Is My Discharge Normal?
We need to talk about vaginal discharge
Having discharge is perfectly normal – in fact, it’s usually a sign that everything is working as it should be. We can think of our discharge as a little report card our body sends us to let us know if everything’s working as it should be in our reproductive systems or if there’s something we might wanna get checked out with a doctor. Unfortunately, lot’s of people think discharge is gross, disgusting, or embarrassing, which means we don’t talk about it enough and a lot of people are left feeling totally in the dark about whether or not their discharge is normal or if their discharge is a sign of infection or something to worry about.
So what kind of discharge do we want to see in our pants and what kind of discharge do we want to get checked out? Let’s take a closer look at the differences between happy discharge and sad discharge. You there, cringing, I see you, I feel you, but read on. It’s time to destigmatise this bollocks once and for all.
The vagina has a precarious balance of bacteria, pH, and moisture. It’s a pretty sensitive soul and it doesn’t take much to upset this balance. Vaginal discharge is caused by mucus produced by the cervix. The cervix is the lower part of the uterus that leads into the vagina. This discharge keeps your vagina moist and helps to protect it from infection. It changes throughout your menstrual cycle and it’s perfectly normal to experience variation in amount of discharge, colour, and consistency throughout your cycle.
Your vagina is pretty good at clueing you in if something’s amiss. Your discharge could be trying to tell you something – it’s pretty helpful that way. Potential reasons for funky discharge include: Sexually Transmitted Diseases; Sexually Transmitted Infections; Bacterial Vaginosis; or a yeast infection.
Is my discharge normal?
When should you go to a doctor about your discharge? When does your discharge go from ‘normal’ – AKA, happy discharge that’s nothing to worry about – to a sign that something’s not quite right?
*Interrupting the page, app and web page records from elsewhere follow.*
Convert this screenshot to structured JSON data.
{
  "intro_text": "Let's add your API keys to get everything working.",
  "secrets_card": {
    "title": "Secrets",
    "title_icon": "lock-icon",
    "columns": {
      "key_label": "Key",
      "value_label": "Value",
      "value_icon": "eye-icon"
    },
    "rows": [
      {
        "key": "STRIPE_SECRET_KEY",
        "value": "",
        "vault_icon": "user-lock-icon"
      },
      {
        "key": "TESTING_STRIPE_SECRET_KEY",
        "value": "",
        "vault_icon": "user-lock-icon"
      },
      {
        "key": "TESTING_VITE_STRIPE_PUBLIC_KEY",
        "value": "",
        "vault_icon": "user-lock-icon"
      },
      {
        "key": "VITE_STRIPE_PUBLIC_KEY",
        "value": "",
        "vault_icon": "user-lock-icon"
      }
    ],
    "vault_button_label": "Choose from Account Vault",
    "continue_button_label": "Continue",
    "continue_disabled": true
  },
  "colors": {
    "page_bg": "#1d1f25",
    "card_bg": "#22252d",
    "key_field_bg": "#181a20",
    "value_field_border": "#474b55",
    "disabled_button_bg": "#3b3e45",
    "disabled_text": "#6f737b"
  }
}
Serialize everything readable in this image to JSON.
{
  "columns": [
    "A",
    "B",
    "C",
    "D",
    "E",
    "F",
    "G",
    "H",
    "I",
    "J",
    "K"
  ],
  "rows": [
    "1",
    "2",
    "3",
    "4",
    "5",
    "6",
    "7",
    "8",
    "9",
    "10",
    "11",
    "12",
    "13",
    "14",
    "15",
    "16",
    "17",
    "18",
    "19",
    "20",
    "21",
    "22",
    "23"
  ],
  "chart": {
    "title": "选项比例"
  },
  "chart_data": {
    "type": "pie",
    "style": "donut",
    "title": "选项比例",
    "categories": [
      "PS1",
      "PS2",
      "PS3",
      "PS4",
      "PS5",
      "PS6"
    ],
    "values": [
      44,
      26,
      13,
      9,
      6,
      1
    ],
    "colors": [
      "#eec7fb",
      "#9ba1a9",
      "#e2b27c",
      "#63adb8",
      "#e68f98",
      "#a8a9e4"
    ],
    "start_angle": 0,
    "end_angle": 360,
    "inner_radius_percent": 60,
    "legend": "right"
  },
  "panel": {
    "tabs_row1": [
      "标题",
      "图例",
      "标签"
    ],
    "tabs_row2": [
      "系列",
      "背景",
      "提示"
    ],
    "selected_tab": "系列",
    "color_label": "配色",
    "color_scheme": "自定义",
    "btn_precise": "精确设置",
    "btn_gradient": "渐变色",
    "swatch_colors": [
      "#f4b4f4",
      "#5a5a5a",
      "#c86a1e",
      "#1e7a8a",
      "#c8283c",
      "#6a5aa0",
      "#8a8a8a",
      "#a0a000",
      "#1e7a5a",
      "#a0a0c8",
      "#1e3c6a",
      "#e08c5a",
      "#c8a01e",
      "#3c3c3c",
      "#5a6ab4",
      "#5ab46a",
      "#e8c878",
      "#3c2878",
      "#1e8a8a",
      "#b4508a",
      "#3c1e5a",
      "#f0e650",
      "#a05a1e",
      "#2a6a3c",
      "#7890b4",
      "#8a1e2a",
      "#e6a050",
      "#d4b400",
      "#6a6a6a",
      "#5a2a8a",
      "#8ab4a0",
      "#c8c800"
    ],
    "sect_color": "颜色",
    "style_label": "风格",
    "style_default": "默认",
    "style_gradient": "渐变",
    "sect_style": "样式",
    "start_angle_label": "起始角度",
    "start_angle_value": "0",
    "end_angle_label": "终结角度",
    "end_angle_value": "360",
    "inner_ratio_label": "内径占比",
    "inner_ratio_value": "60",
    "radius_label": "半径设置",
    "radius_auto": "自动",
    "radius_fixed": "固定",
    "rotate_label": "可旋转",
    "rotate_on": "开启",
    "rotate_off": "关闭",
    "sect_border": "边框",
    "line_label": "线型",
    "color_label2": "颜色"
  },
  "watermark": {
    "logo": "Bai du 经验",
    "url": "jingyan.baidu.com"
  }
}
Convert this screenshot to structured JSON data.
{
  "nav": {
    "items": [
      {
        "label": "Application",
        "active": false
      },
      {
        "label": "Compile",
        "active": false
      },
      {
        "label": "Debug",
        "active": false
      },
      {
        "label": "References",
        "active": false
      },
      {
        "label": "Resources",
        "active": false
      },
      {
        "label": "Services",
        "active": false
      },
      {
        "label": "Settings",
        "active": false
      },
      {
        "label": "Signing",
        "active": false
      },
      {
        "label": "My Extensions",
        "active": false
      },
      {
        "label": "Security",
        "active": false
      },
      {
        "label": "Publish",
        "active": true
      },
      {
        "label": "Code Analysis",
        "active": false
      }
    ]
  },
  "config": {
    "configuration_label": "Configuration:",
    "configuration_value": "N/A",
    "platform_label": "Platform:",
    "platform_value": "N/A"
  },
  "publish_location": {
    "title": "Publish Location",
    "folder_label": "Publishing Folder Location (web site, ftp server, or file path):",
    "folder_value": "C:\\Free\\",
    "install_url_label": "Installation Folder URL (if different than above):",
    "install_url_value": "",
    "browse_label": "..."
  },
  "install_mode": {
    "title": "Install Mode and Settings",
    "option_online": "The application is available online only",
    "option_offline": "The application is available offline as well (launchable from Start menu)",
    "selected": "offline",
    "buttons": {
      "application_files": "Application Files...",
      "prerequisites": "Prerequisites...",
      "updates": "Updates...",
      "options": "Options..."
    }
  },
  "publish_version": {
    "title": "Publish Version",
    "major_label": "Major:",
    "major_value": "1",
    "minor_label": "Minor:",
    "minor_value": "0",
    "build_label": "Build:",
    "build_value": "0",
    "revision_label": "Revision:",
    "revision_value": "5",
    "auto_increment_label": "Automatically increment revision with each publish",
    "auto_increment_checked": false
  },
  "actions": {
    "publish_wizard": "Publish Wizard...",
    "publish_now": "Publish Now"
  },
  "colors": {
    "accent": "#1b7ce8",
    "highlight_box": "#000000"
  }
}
Here’s what we should be looking out for:
- A change in your discharge colour – if your discharge turns grey, green, yellow, pink, brown, or blood-tinged.
- You detect an unpleasant smell in your discharge such as a fishy or rotten smell that might even resemble that of meat that’s going bad (I know, I’m sorry, I hated writing it more than you hated reading it).
- Your discharge changes in consistency, becomes lumpy and/or looks like cottage cheese.
- There is a sudden and noticeable increase in the amount of discharge produced. Any sudden change related to your period or discharge – even if it seems harmless – is good to get checked out.
- You experience additional symptoms like itching or soreness around the entrance of the vagina, pain when peeing, pelvic pain, and bleeding or spotting in between periods or after sex.
If you’re experiencing any of the above symptoms, get your butt (or should I say vagina?) off to a doctor, ASAP rocky.
What should my discharge look like?
To put your mind at rest, here’s the lowdown on discharge that isn’t trying to send you a coded message, unless that message is ‘all good! Everything’s working as it should be!’
- Discharge that is clear or white in colour.
- Discharge that doesn’t smell like the fish and meat stands in your local supermarket. It’s important to note that some odour is perfectly normal – vaginas are not supposed to smell like roses and a slight ‘musty’, ‘sour’ smell is a sign of a healthy vagina.
- The discharge is thick and sticky for most of the menstrual cycle.
- It becomes clearer, wetter, and more slippery around the time of ovulation (which occurs at the midpoint of your cycle), although it’s worth noting that this might not happen if you’re using hormonal contraception.
There’s a really insidious and damaging myth in society that women’s bodies are unclean and that we must endlessly be at war with them, buying perfumes and creams and razors in order to wrest them into submission. Don’t get me wrong, I want you to maintain your hygiene, if only for the benefit of your desk-mates. But this is a much less complicated task than mainstream media would have you believe; if you’re washing yourself and hopefully using deodorant – on your armpits, not your vagina – you’re probably fine. By using products intended to neutralise odour, inserting soaps, or blasting water up there (AKA, douching) you’re actually much more likely to harm your body than you are to make it ‘cleaner’.
If you treat your vagina like a bloody temple and remain mindful of everything you put in there, you’ll significantly reduce the risks of upsetting the pH balance or contracting any of the aforementioned infections. That means no toxic tampons, no douching, no scented perfumes, chemical-filled wipes, and, for the love of good, no food stuffs (this one goes out to the woman I saw recently tweeting about spooning yogurt into her vagina. Please don’t do this, babe. I beg you.) If something’s wrong, your vagina will let you know, but make life easier for them, yeah? All they need is a wash with warm water.
And finally, don’t feel embarrassed about going to the doctor about your discharge, period problems, or reproductive health in general. Doctors, Nurses, and Sexual Health professionals are just that – professionals. They don’t care, they won’t judge (and if they do, high-tail it outta there and get yourself a doctor who isn’t stuck in the 1950s), and trust me, they’ve seen it all.